We have created this resource hub full of educational content and to raise awareness of the three key issues around IP-based access: security, poor user experience, and lack of personalization.
There are many issues surrounding the complex nature of accessing digital content and at OpenAthens we are often asked our view. We recognize the need to look at the topic of access from the users’ perspective in parallel with the librarian’s vital role in curating published works so they are readily available to those who need them.
The way we all use technology, both as consumers and in business, has dramatically evolved since the current access methods were designed.
It’s a poor experience – for everyone
For users: personalization features can only be obtained via a separate log-in, requiring users to set up separate accounts with every publisher so they can access their search history, favorites and recommended content.
Read our blog to find out why proxies deliver a poor remote access experience for library users
For content providers: it’s not possible to recognize individual users. This means it’s difficult to investigate potential misuse and usage reports have little meaningful information as IP addresses describe organizations, not users .
Watch our webinar with Sari Francis, director of content protection services at Elsevier, to learn about the link between user journey and piracy.
Any access route which relies on IP recognition/proxy, referral URLs, or shared username/passwords is not secure – these methods can be exploited so publisher content can be made available on pirate sites. This could lead to publishers raising subscription prices to recover lost income.
OpenAthens fully support the NISO-approved RA21 recommendations for improved institutional access to scholarly content and the overarching aims of Seamless Access which acknowledges that personalized access can be consistent with user privacy.

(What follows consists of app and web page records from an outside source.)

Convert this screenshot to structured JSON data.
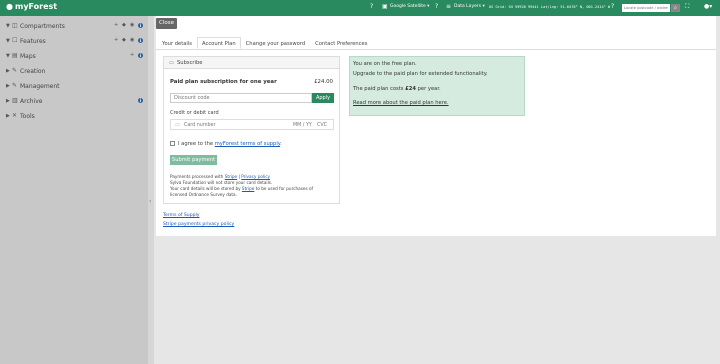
{
  "app": {
    "title": "myForest"
  },
  "topbar": {
    "basemap_label": "Google Satellite",
    "layers_label": "Data Layers",
    "coords_text": "OS Grid: SH 59928 99441  Lat/Lng: 51.6478° N, 001.2414° W",
    "location_placeholder": "Locate postcode / address",
    "search_icon": "search-icon"
  },
  "sidebar": {
    "items": [
      {
        "label": "Compartments",
        "icon": "compartments-icon"
      },
      {
        "label": "Features",
        "icon": "features-icon"
      },
      {
        "label": "Maps",
        "icon": "maps-icon"
      },
      {
        "label": "Creation",
        "icon": "creation-icon"
      },
      {
        "label": "Management",
        "icon": "management-icon"
      },
      {
        "label": "Archive",
        "icon": "archive-icon"
      },
      {
        "label": "Tools",
        "icon": "tools-icon"
      }
    ]
  },
  "main": {
    "close_label": "Close",
    "tabs": [
      {
        "label": "Your details"
      },
      {
        "label": "Account Plan"
      },
      {
        "label": "Change your password"
      },
      {
        "label": "Contact Preferences"
      }
    ],
    "subscribe": {
      "title": "Subscribe",
      "plan_name": "Paid plan subscription for one year",
      "plan_price": "£24.00",
      "discount_placeholder": "Discount code",
      "apply_label": "Apply",
      "card_label": "Credit or debit card",
      "card_number_placeholder": "Card number",
      "card_expiry_placeholder": "MM / YY",
      "card_cvc_placeholder": "CVC",
      "agree_prefix": "I agree to the ",
      "agree_link": "myForest terms of supply",
      "agree_suffix": ".",
      "submit_label": "Submit payment",
      "processed_prefix": "Payments processed with ",
      "processed_link1": "Stripe",
      "processed_sep": " | ",
      "processed_link2": "Privacy policy",
      "fine2": "Sylva Foundation will not store your card details.",
      "fine3_prefix": "Your card details will be stored by ",
      "fine3_link": "Stripe",
      "fine3_suffix": " to be used for purchases of",
      "fine4": "licensed Ordnance Survey data."
    },
    "info": {
      "line1": "You are on the free plan.",
      "line2": "Upgrade to the paid plan for extended functionality.",
      "line3_prefix": "The paid plan costs ",
      "line3_bold": "£24",
      "line3_suffix": " per year.",
      "link": "Read more about the paid plan here."
    },
    "links": {
      "terms": "Terms of Supply",
      "stripe_privacy": "Stripe payments privacy policy"
    }
  }
}
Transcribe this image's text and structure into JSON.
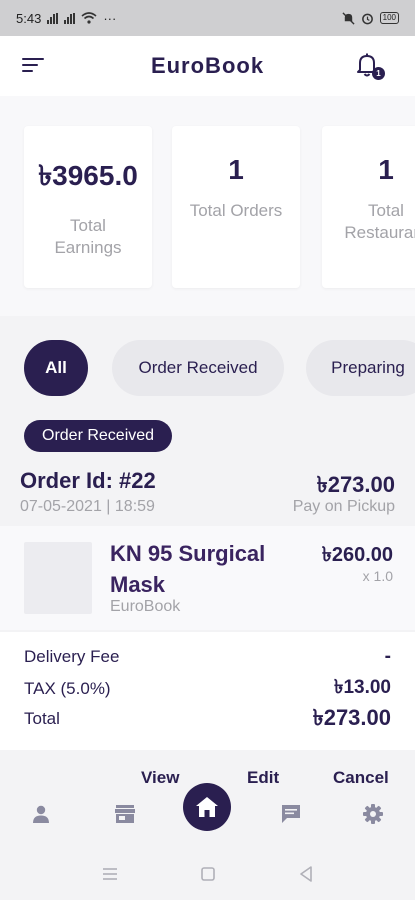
{
  "status_bar": {
    "time": "5:43",
    "signal_1": "ıll",
    "signal_2": "ıll",
    "more": "···",
    "battery": "100"
  },
  "header": {
    "title": "EuroBook",
    "notification_count": "1"
  },
  "stats": [
    {
      "value": "৳3965.0",
      "label_line1": "Total",
      "label_line2": "Earnings"
    },
    {
      "value": "1",
      "label_line1": "Total Orders",
      "label_line2": ""
    },
    {
      "value": "1",
      "label_line1": "Total",
      "label_line2": "Restaurant"
    }
  ],
  "filters": [
    {
      "label": "All",
      "active": true
    },
    {
      "label": "Order Received",
      "active": false
    },
    {
      "label": "Preparing",
      "active": false
    }
  ],
  "order": {
    "status_tag": "Order Received",
    "id": "Order Id: #22",
    "datetime": "07-05-2021 | 18:59",
    "amount": "৳273.00",
    "payment": "Pay on Pickup",
    "item": {
      "name": "KN 95 Surgical Mask",
      "vendor": "EuroBook",
      "price": "৳260.00",
      "qty": "x 1.0"
    },
    "totals": {
      "delivery_label": "Delivery Fee",
      "delivery_value": "-",
      "tax_label": "TAX (5.0%)",
      "tax_value": "৳13.00",
      "total_label": "Total",
      "total_value": "৳273.00"
    },
    "actions": {
      "view": "View",
      "edit": "Edit",
      "cancel": "Cancel"
    }
  },
  "bottom_nav": [
    "profile-icon",
    "store-icon",
    "home-icon",
    "chat-icon",
    "settings-icon"
  ],
  "colors": {
    "primary": "#2a1f50",
    "muted": "#a3a3a8",
    "chip": "#e8e8ec"
  }
}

For subscribing organizations: it’s not possible to proxy video and other non-text content, so you’ll end up paying for a workaround. With federated sign sign-on you will be able to differentiate between individual users along with details in regards to what sort of content users are accessing and how they are using it.